══ Records for this task

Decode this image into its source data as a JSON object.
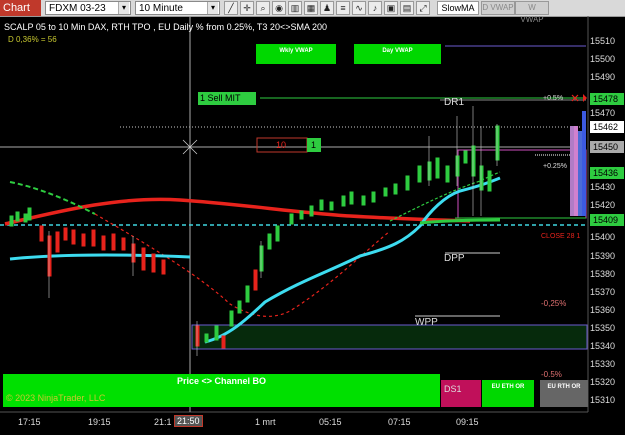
{
  "toolbar": {
    "chart_tab": "Chart",
    "instrument": "FDXM 03-23",
    "interval": "10 Minute",
    "slow_ma": "SlowMA",
    "d_vwap": "D VWAP",
    "w_vwap": "W VWAP"
  },
  "chart": {
    "title": "SCALP 05 to 10 Min DAX, RTH TPO , EU Daily % from 0.25%, T3 20<>SMA 200",
    "indicator_value": "D 0,36% = 56",
    "copyright": "© 2023 NinjaTrader, LLC",
    "wkly_vwap_button": "Wkly VWAP",
    "day_vwap_button": "Day VWAP",
    "sell_order_label": "1  Sell MIT",
    "order_qty": "10",
    "order_qty_small": "1",
    "levels": {
      "dr1": "DR1",
      "dpp": "DPP",
      "wpp": "WPP",
      "ds1": "DS1",
      "close": "CLOSE 28 1",
      "plus_05": "+0.5%",
      "plus_025": "+0.25%",
      "minus_025": "-0,25%",
      "minus_05": "-0.5%"
    },
    "channel_label": "Price <> Channel BO",
    "eu_eth_or": "EU ETH OR",
    "eu_rth_or": "EU RTH OR",
    "tags": {
      "t15478": "15478",
      "t15462": "15462",
      "t15450": "15450",
      "t15436": "15436",
      "t15409": "15409"
    },
    "price_axis": [
      "15510",
      "15500",
      "15490",
      "15480",
      "15470",
      "15460",
      "15440",
      "15430",
      "15420",
      "15410",
      "15400",
      "15390",
      "15380",
      "15370",
      "15360",
      "15350",
      "15340",
      "15330",
      "15320",
      "15310"
    ],
    "time_axis": [
      "17:15",
      "19:15",
      "21:1",
      "21:50",
      "1 mrt",
      "05:15",
      "07:15",
      "09:15"
    ]
  },
  "colors": {
    "background": "#000000",
    "sma200": "#e8231c",
    "t3": "#3ddcf0",
    "green_level": "#2ecc40",
    "cyan_dashed": "#3fd6e0",
    "green_box": "#00e000"
  }
}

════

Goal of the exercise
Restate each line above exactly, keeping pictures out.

Response to the task
Decode this image into its source data as a JSON object.
{
  "toolbar": {
    "chart_tab": "Chart",
    "instrument": "FDXM 03-23",
    "interval": "10 Minute",
    "slow_ma": "SlowMA",
    "d_vwap": "D VWAP",
    "w_vwap": "W VWAP"
  },
  "chart": {
    "title": "SCALP 05 to 10 Min DAX, RTH TPO , EU Daily % from 0.25%, T3 20<>SMA 200",
    "indicator_value": "D 0,36% = 56",
    "copyright": "© 2023 NinjaTrader, LLC",
    "wkly_vwap_button": "Wkly VWAP",
    "day_vwap_button": "Day VWAP",
    "sell_order_label": "1  Sell MIT",
    "order_qty": "10",
    "order_qty_small": "1",
    "levels": {
      "dr1": "DR1",
      "dpp": "DPP",
      "wpp": "WPP",
      "ds1": "DS1",
      "close": "CLOSE 28 1",
      "plus_05": "+0.5%",
      "plus_025": "+0.25%",
      "minus_025": "-0,25%",
      "minus_05": "-0.5%"
    },
    "channel_label": "Price <> Channel BO",
    "eu_eth_or": "EU ETH OR",
    "eu_rth_or": "EU RTH OR",
    "tags": {
      "t15478": "15478",
      "t15462": "15462",
      "t15450": "15450",
      "t15436": "15436",
      "t15409": "15409"
    },
    "price_axis": [
      "15510",
      "15500",
      "15490",
      "15480",
      "15470",
      "15460",
      "15440",
      "15430",
      "15420",
      "15410",
      "15400",
      "15390",
      "15380",
      "15370",
      "15360",
      "15350",
      "15340",
      "15330",
      "15320",
      "15310"
    ],
    "time_axis": [
      "17:15",
      "19:15",
      "21:1",
      "21:50",
      "1 mrt",
      "05:15",
      "07:15",
      "09:15"
    ]
  },
  "colors": {
    "background": "#000000",
    "sma200": "#e8231c",
    "t3": "#3ddcf0",
    "green_level": "#2ecc40",
    "cyan_dashed": "#3fd6e0",
    "green_box": "#00e000"
  }
}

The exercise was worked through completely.